-- Exercise --
Pick out all lines of the entries that include the word "order" and copy them.

-- Task input --
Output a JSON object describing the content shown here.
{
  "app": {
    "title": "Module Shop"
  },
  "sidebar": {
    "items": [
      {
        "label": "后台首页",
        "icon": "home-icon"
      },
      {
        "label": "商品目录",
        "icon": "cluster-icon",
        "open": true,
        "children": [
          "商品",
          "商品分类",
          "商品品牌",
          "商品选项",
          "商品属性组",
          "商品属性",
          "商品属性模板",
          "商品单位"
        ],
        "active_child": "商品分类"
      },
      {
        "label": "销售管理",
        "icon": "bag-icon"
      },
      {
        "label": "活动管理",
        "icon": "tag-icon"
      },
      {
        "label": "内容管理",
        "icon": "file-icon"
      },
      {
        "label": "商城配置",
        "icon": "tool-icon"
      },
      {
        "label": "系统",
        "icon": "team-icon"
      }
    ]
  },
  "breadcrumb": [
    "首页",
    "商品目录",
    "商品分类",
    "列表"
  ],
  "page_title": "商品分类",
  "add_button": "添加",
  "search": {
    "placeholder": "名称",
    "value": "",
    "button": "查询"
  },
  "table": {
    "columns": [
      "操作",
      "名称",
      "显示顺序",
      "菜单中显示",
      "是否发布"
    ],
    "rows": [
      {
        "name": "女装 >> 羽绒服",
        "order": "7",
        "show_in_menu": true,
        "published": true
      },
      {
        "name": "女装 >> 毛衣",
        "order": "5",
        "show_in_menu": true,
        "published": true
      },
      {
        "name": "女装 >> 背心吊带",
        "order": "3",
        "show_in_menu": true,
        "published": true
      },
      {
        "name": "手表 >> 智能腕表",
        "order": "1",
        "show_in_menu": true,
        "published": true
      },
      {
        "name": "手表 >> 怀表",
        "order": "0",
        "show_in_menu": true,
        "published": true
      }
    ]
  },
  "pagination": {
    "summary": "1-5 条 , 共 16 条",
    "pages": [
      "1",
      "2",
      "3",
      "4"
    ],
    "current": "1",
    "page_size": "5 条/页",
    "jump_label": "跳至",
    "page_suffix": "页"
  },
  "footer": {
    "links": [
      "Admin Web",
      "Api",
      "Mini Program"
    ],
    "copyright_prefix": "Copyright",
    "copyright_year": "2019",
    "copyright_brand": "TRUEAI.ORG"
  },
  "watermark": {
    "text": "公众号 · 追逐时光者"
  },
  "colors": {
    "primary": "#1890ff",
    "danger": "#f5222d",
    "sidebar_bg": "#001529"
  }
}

-- Task answer --
        "order": "7",
        "order": "5",
        "order": "3",
        "order": "1",
        "order": "0",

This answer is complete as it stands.